"Go confidently in the direction of your dreams. Act as though it were impossible to fail." Dorothea Brandt

Demo: Creating a Glow with Watercolor
© 2002 Nita Leland

Here's an easy step-by-step demo on painting a wet-into-wet glow in watercolor. The trick is to keep the paper wet with light spritzes from a water spray-bottle, picking up the paper and tilting it to help move the paint around.
Step 1: I begin by spraying the area of my paper where I want the glow to start. I flow some Winsor Lemon watercolor into the center of the area, surround it with Winsor Red, and spray again. Then, I lift the paper up and tilt it different directions to help the colors blend. You can make the red completely glaze over the yellow for a beautiful peach color or allow the yellow to remain at the center. The trick is to use enough water to keep the colors moving, but not so much that it all runs off the page.

painting glow step 1
Step 2: Next, I enhance the colors around the glow with a little more red and add ultramarine blue to move the color toward violet. I continue adding more blue as I begin to fill in the sky area around the glow. For a light mood you can add more water to the paint mixture; for a dramatic mood add heavier pigment to the damp paper. Be careful about spraying too much, as the colors may dry too light and blossom more than you want them to. Make the transitions between colors gradual from the glow to the areas of darkness.

painting glow step 2
Step 3: Continuing with the deep violet color mixtures, I carry the color to the edges of the paper. I plan to have water at the lower edge of the landscape, so I don't touch that area yet. I indicate some trees with broad strokes of heavier pigment on the wet paper. I felt the trees put in at the left were too prominent, so I sprayed the area (not shown here) to lighten the trees and make them blend into the background. I can always go back and enhance those trees later if I want them in there.

painting glow step 3
Step 4: In this step I have painted the water below the glow using the colors at the top of the painting. Directly below the glow I put the yellow and red, keeping the paper wet so the colors will move and using a horizontal brush stroke to suggest the flatness of calm water. I used the warmer colors below the glow and the cooler violets to the left, below the tree area. In this photo I am using a pocket-knife to score lines representing small trees in the background. I add some lines as reflections below the water line.

painting glow step 4
Step 5: I used the flat edge of the knife in a broad stroke across the paper at the water line to emphasize the edge of the pond. At this point I'm no longer spraying the paper. As the paint sets up, I wait until until the paper feels slightly damp (cool to the touch). I touch a wet, round brush to the damp paper above the water line at left, keeping the paper flat so the water will spread into tree shapes. Judging how damp the paper is and how much water to use in the brush is a tricky balancing act that takes practice.

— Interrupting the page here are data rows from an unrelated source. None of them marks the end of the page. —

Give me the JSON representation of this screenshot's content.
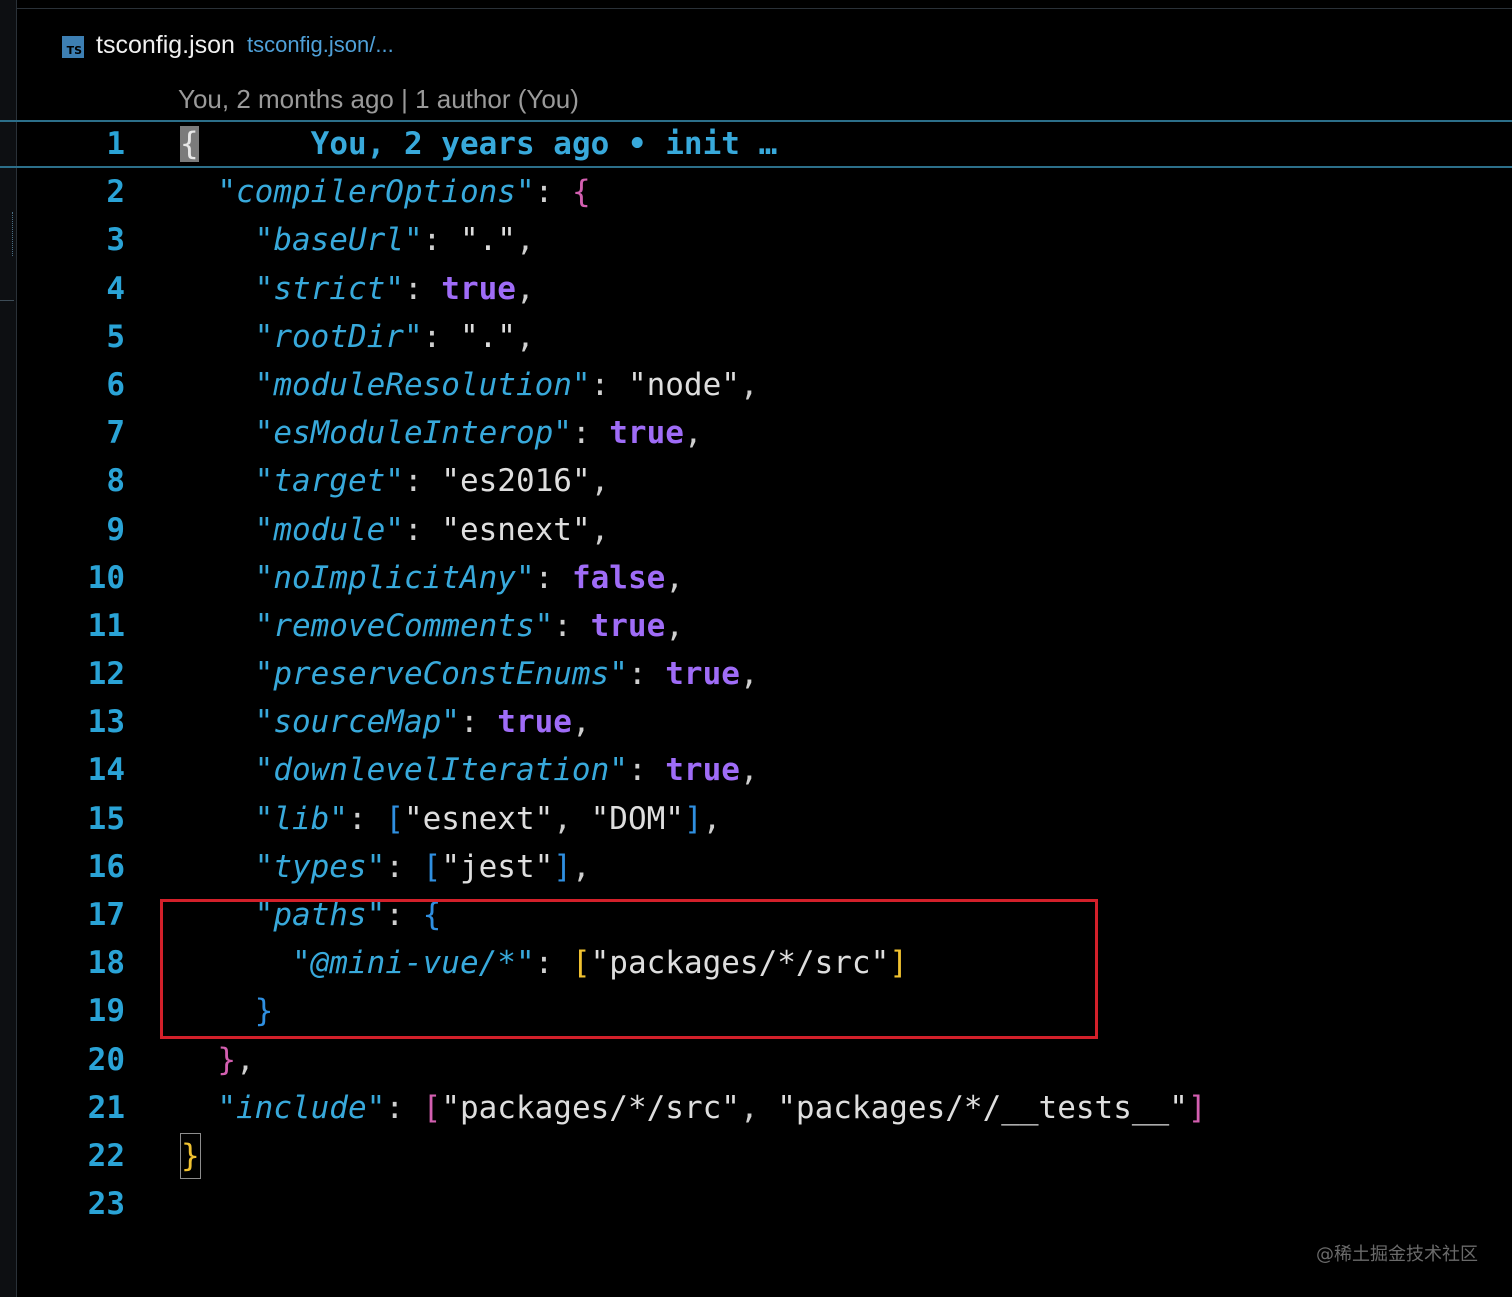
{
  "window": {
    "tab_icon": "typescript-file-icon",
    "tab_title": "tsconfig.json",
    "tab_path": "tsconfig.json/..."
  },
  "codelens": "You, 2 months ago | 1 author (You)",
  "blame_line1": "You, 2 years ago • init …",
  "line_numbers": [
    "1",
    "2",
    "3",
    "4",
    "5",
    "6",
    "7",
    "8",
    "9",
    "10",
    "11",
    "12",
    "13",
    "14",
    "15",
    "16",
    "17",
    "18",
    "19",
    "20",
    "21",
    "22",
    "23"
  ],
  "code": {
    "l1_brace": "{",
    "compilerOptions": "\"compilerOptions\"",
    "baseUrl_key": "\"baseUrl\"",
    "baseUrl_val": "\".\"",
    "strict_key": "\"strict\"",
    "strict_val": "true",
    "rootDir_key": "\"rootDir\"",
    "rootDir_val": "\".\"",
    "moduleResolution_key": "\"moduleResolution\"",
    "moduleResolution_val": "\"node\"",
    "esModuleInterop_key": "\"esModuleInterop\"",
    "esModuleInterop_val": "true",
    "target_key": "\"target\"",
    "target_val": "\"es2016\"",
    "module_key": "\"module\"",
    "module_val": "\"esnext\"",
    "noImplicitAny_key": "\"noImplicitAny\"",
    "noImplicitAny_val": "false",
    "removeComments_key": "\"removeComments\"",
    "removeComments_val": "true",
    "preserveConstEnums_key": "\"preserveConstEnums\"",
    "preserveConstEnums_val": "true",
    "sourceMap_key": "\"sourceMap\"",
    "sourceMap_val": "true",
    "downlevelIteration_key": "\"downlevelIteration\"",
    "downlevelIteration_val": "true",
    "lib_key": "\"lib\"",
    "lib_val1": "\"esnext\"",
    "lib_val2": "\"DOM\"",
    "types_key": "\"types\"",
    "types_val": "\"jest\"",
    "paths_key": "\"paths\"",
    "alias_key": "\"@mini-vue/*\"",
    "alias_val": "\"packages/*/src\"",
    "include_key": "\"include\"",
    "include_val1": "\"packages/*/src\"",
    "include_val2": "\"packages/*/__tests__\"",
    "final_brace": "}"
  },
  "watermark": "@稀土掘金技术社区",
  "colors": {
    "background": "#000000",
    "line_number": "#2aa3d6",
    "key": "#38a9db",
    "boolean": "#9f6cf7",
    "string": "#dedede",
    "highlight_box": "#d3202a"
  }
}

painting glow step 5
Step 6: I continue to develop the water with horizontal strokes, repeating the colors above. I have enriched the color at the lower edge of the page, leaving areas of light across the water. The painting is now ready for detailed development of the subject. You can paint trees, a cabin or small figures in the background and add rocks, weeds and other foreground interest to make an interesting composition. Every time you use this technique the result will be different, so be creative as you develop the finished picture.

painting glow step 6
The finished painting for the demo is no longer available. This painting of geese in snow was done using the same techniques. I chose to blend the colors at the center of the glow and leave the sky light. Notice the reflected colors of the glow and the trees in the melting ice on the pond. The trees were layered after the background was partially dry and the rocks and geese were painted when the paper was totally dry to permit sharper detail in the foreground. This painting is available in a reproduction. painting glow in watercolor

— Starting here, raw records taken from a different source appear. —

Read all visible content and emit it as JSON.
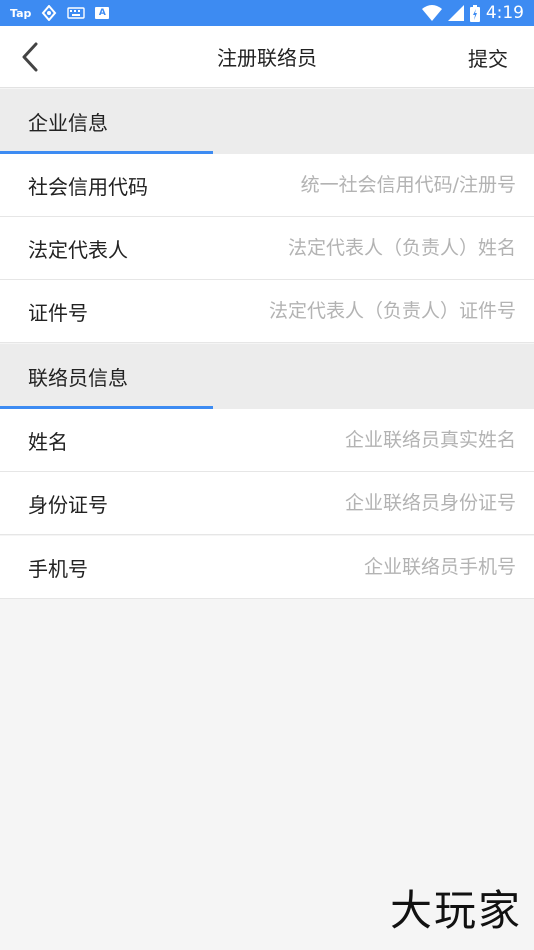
{
  "status_bar": {
    "left_icons": [
      "tap-label",
      "sync-icon",
      "keyboard-icon",
      "a-icon"
    ],
    "tap_label": "Tap",
    "a_label": "A",
    "time": "4:19"
  },
  "nav": {
    "title": "注册联络员",
    "submit_label": "提交"
  },
  "sections": [
    {
      "title": "企业信息",
      "fields": [
        {
          "label": "社会信用代码",
          "placeholder": "统一社会信用代码/注册号",
          "value": ""
        },
        {
          "label": "法定代表人",
          "placeholder": "法定代表人（负责人）姓名",
          "value": ""
        },
        {
          "label": "证件号",
          "placeholder": "法定代表人（负责人）证件号",
          "value": ""
        }
      ]
    },
    {
      "title": "联络员信息",
      "fields": [
        {
          "label": "姓名",
          "placeholder": "企业联络员真实姓名",
          "value": ""
        },
        {
          "label": "身份证号",
          "placeholder": "企业联络员身份证号",
          "value": ""
        },
        {
          "label": "手机号",
          "placeholder": "企业联络员手机号",
          "value": ""
        }
      ]
    }
  ],
  "watermark": "大玩家",
  "colors": {
    "accent": "#3d8bf2",
    "section_bg": "#ececec",
    "placeholder": "#b3b3b3"
  }
}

For more on glowing color see Exploring Color Revised p. 109.

Nita's Art Blog

Subscribe with Bloglines


Return to Top

email:Nita Leland © 1998-2012 Nita Leland All Rights Reserved. Webmaster:Amy Elieff Brown